-- WHAT IS BEING ASKED --
Report, as a single figure, how many lines in the records below include "Administrative".

(Items from a data source)
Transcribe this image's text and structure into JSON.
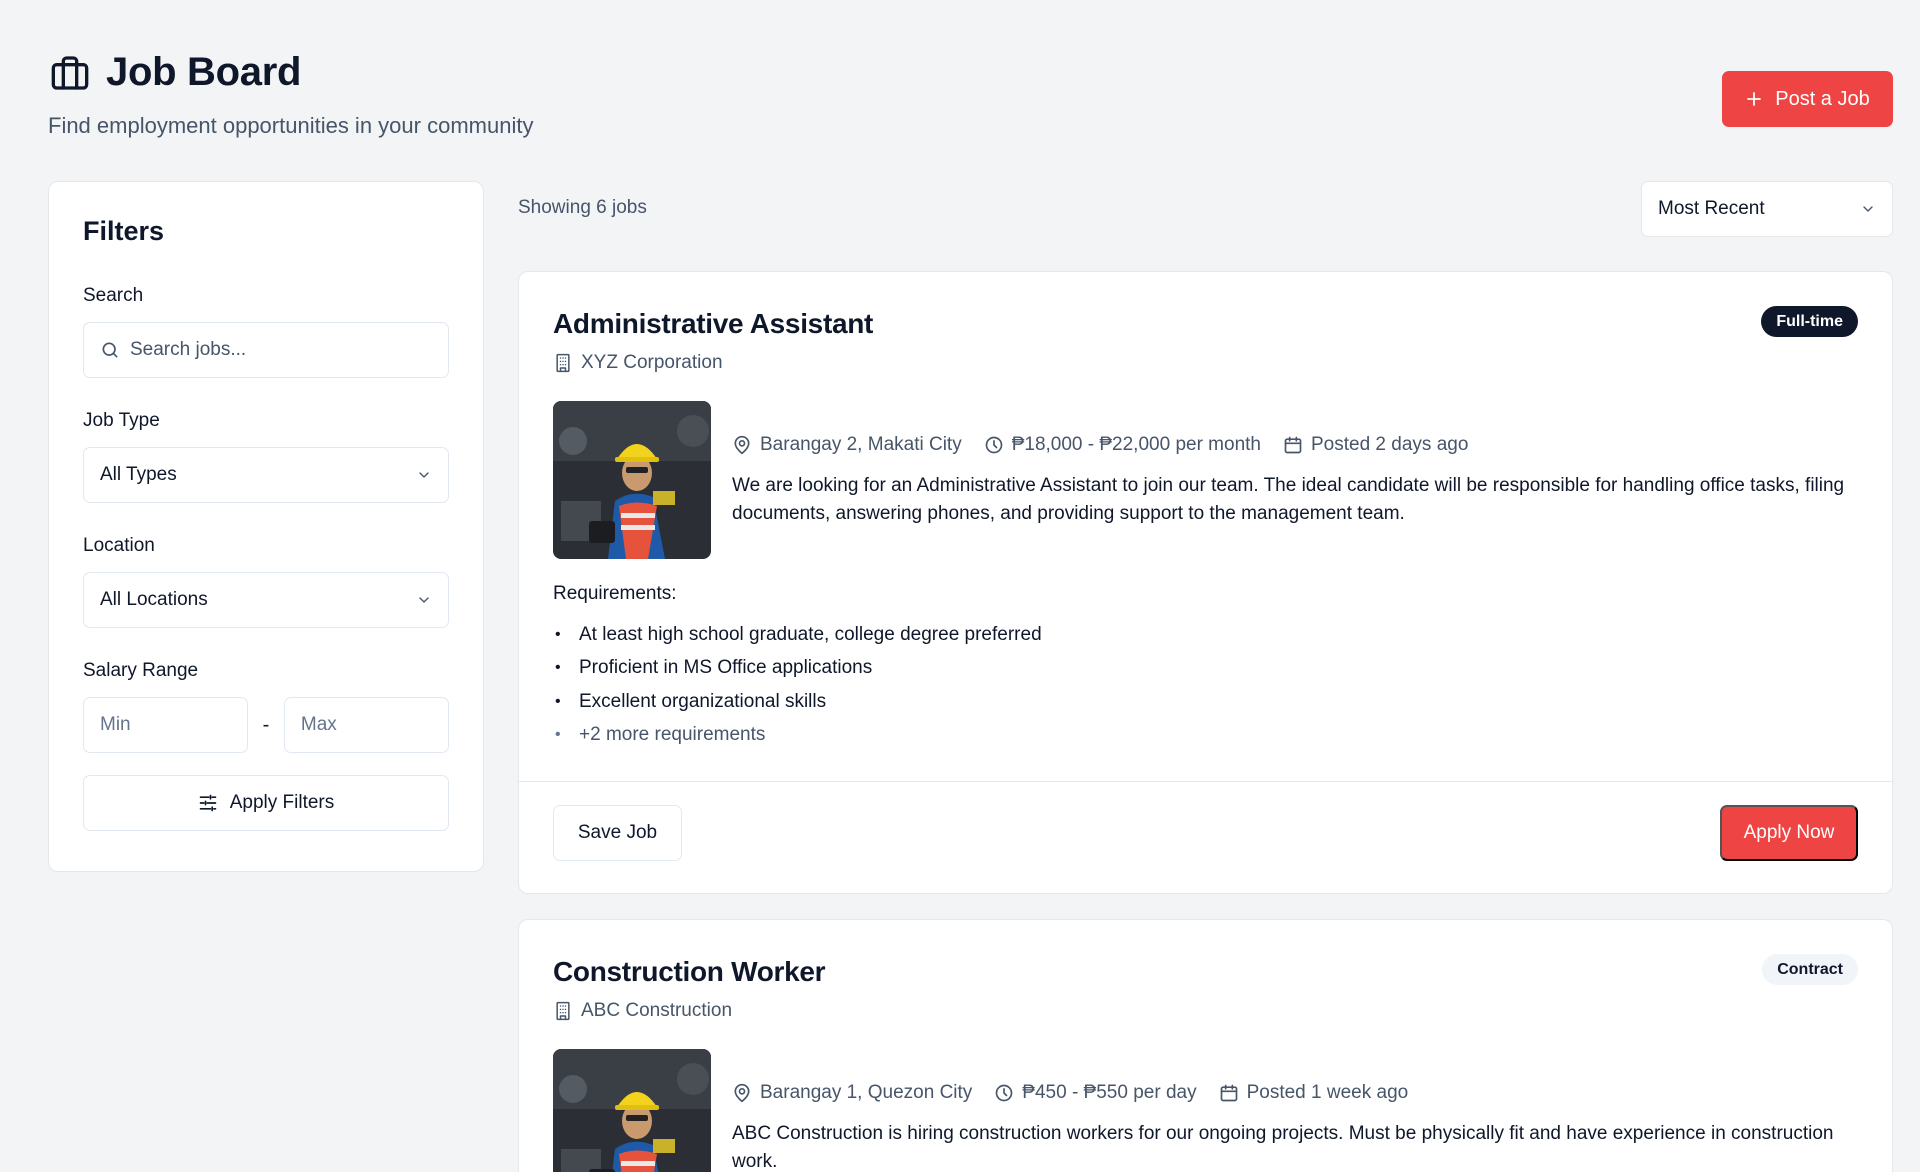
{
  "header": {
    "title": "Job Board",
    "subtitle": "Find employment opportunities in your community",
    "post_button": "Post a Job"
  },
  "filters": {
    "title": "Filters",
    "search_label": "Search",
    "search_placeholder": "Search jobs...",
    "job_type_label": "Job Type",
    "job_type_value": "All Types",
    "location_label": "Location",
    "location_value": "All Locations",
    "salary_label": "Salary Range",
    "salary_min_placeholder": "Min",
    "salary_separator": "-",
    "salary_max_placeholder": "Max",
    "apply_button": "Apply Filters"
  },
  "results": {
    "showing_text": "Showing 6 jobs",
    "sort_value": "Most Recent"
  },
  "jobs": [
    {
      "title": "Administrative Assistant",
      "company": "XYZ Corporation",
      "type": "Full-time",
      "location": "Barangay 2, Makati City",
      "salary": "₱18,000 - ₱22,000 per month",
      "posted": "Posted 2 days ago",
      "description": "We are looking for an Administrative Assistant to join our team. The ideal candidate will be responsible for handling office tasks, filing documents, answering phones, and providing support to the management team.",
      "requirements_label": "Requirements:",
      "requirements": [
        "At least high school graduate, college degree preferred",
        "Proficient in MS Office applications",
        "Excellent organizational skills"
      ],
      "more_requirements": "+2 more requirements",
      "save_button": "Save Job",
      "apply_button": "Apply Now"
    },
    {
      "title": "Construction Worker",
      "company": "ABC Construction",
      "type": "Contract",
      "location": "Barangay 1, Quezon City",
      "salary": "₱450 - ₱550 per day",
      "posted": "Posted 1 week ago",
      "description": "ABC Construction is hiring construction workers for our ongoing projects. Must be physically fit and have experience in construction work."
    }
  ],
  "colors": {
    "accent": "#ef4444",
    "background": "#f3f4f6",
    "text_primary": "#0f172a",
    "text_muted": "#475569"
  },
  "icons": {
    "title": "briefcase-icon",
    "post": "plus-icon",
    "search": "search-icon",
    "dropdown": "chevron-down-icon",
    "apply_filters": "sliders-icon",
    "company": "building-icon",
    "location": "map-pin-icon",
    "salary": "clock-icon",
    "posted": "calendar-icon"
  }
}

-- RESULT OF THE EXERCISE --
2